Part D erased socioeconomic gradients in drug coverage among the elderly. Before Part D, individuals in the highest education or income category were significantly less likely to lack coverage than their less-advantaged counterparts.
Fifty to sixty percent of senior citizens who did not have drug coverage in 2004 took advantage of Medicare Part D, Medicare's prescription drug benefit, when it took effect in 2006. As a result, the share of seniors without drug coverage went from 24 percent in 2004 to 7 percent in 2006, according to Take-Up of Medicare Part D: Results from the Health and Retirement Study (NBER Working Paper No. 14692) by Helen Levy and David Weir.
The most important determinant of the decision to enroll in Part D among those with no prior drug coverage was the demand for prescription drugs, they find. Many who remained without drug coverage report not using prescribed medicines and having relatively low out-of-pocket spending. For the most part, Medicare beneficiaries seem to have been able to make economically rational decisions about Part D enrollment. Levy and Weir find little circumstantial evidence that Part D crowded out private coverage in the short run. The persistence of employer coverage was only slightly lower in 2004-6 than in 2002-4.
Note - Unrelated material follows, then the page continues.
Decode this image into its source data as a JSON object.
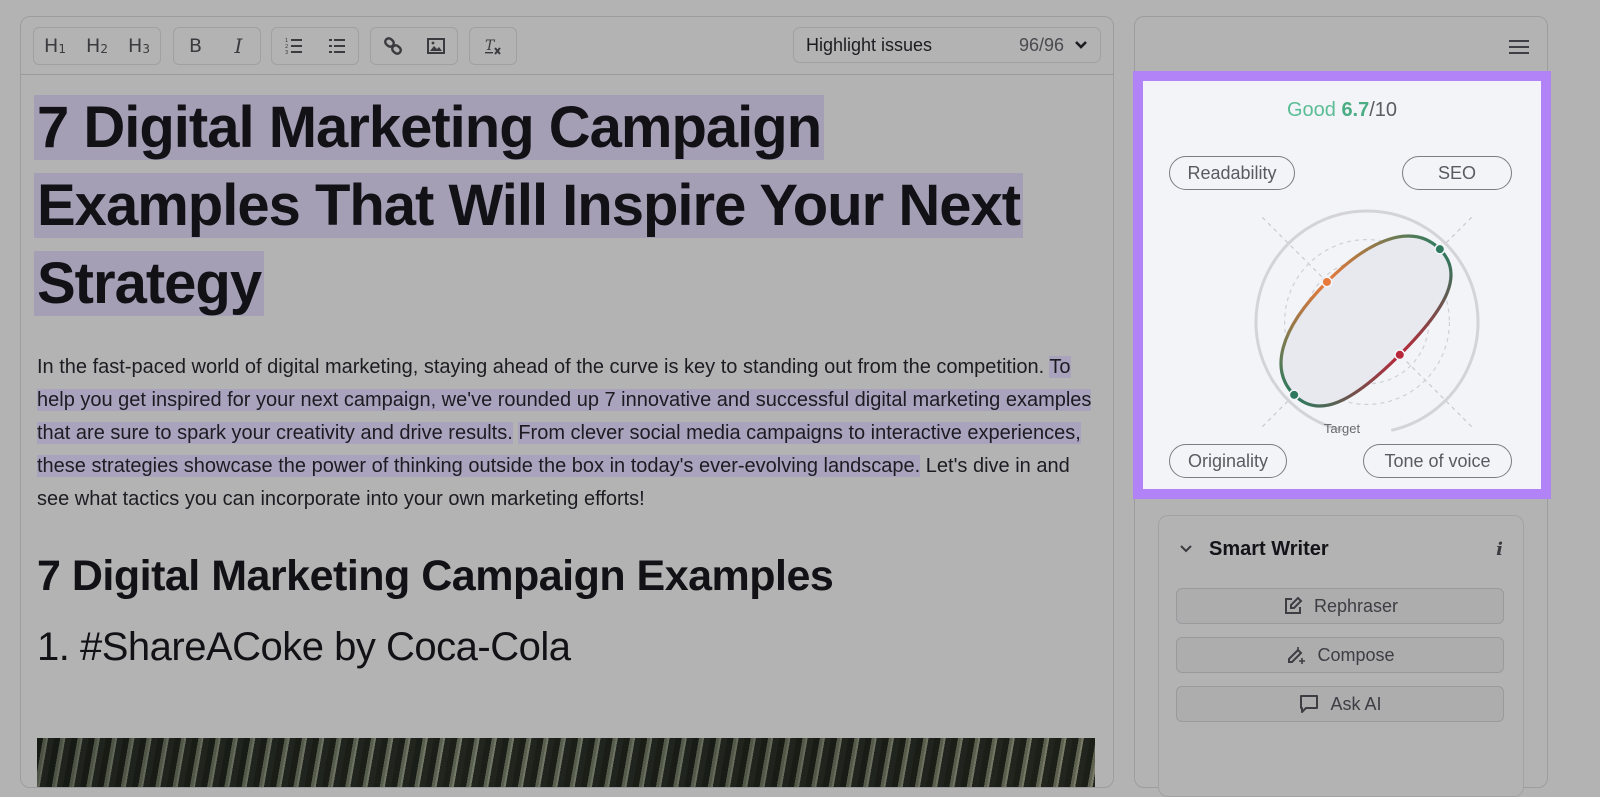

The data for this study are drawn from the 2004 and 2006 waves of the Health and Retirement Study (HRS), a longitudinal study conducted since 1992. Analysis of the HRS data shows that seniors who decided to enroll in Part D were slightly younger and slightly more likely to be married than those who remained without coverage; the older elderly were less likely to sign up, and unmarried men were significantly more likely to be without coverage from any source. The main differences between Part D enrollees and non-enrollees were that those who signed up were sicker, were more likely to use prescription drugs, and had higher out-of-pocket spending.
The HRS data also show that Part D erased socioeconomic gradients in drug coverage among the elderly. Before Part D, individuals in the highest education or income category were significantly less likely to lack coverage than their less-advantaged counterparts. After 2006, take-up of Part D was high for all racial and ethnic groups, and rates of seniors lacking coverage dropped for all groups. Coverage gains were larger for low socioeconomic groups.
Unlike Medicare Parts A and B, take-up of which is close to universal among eligible individuals as a result of essentially automatic enrollment, Part D requires most beneficiaries to make an active decision about whether to participate. Understanding take-up is important for at least three reasons. First, it reveals whether benefits are reaching the individuals they are intended to help. Second, low rates of take-up may indicate that the costs of enrolling -- such as how time-consuming or cognitively challenging applications are -- discourage some from enrolling and reduce the value of the program even for those who do enroll. Third, the underlying "managed competition" framework of the Part D program, in which individuals choose among private insurance plans in a regulated and subsidized market, forms the basis for many proposals to expand health insurance coverage in the under-65 population as well. The success or failure of Part D becomes, in effect, an important test case for the potential of market-based reforms relying on private plans and individual choices to expand insurance coverage.
-- Sarah H. Wright